What follows are records. Restate all of them word for word.

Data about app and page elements
┄┄┄┄┄┄

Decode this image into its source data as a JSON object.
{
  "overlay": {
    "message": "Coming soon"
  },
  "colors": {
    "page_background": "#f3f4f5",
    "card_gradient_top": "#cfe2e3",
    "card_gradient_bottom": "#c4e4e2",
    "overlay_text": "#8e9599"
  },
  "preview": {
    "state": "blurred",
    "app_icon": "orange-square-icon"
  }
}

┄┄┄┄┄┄

** EXERCISE OUTPUT **
Decode this image into its source data as a JSON object.
{
  "overlay": {
    "message": "Coming soon"
  },
  "colors": {
    "page_background": "#f3f4f5",
    "card_gradient_top": "#cfe2e3",
    "card_gradient_bottom": "#c4e4e2",
    "overlay_text": "#8e9599"
  },
  "preview": {
    "state": "blurred",
    "app_icon": "orange-square-icon"
  }
}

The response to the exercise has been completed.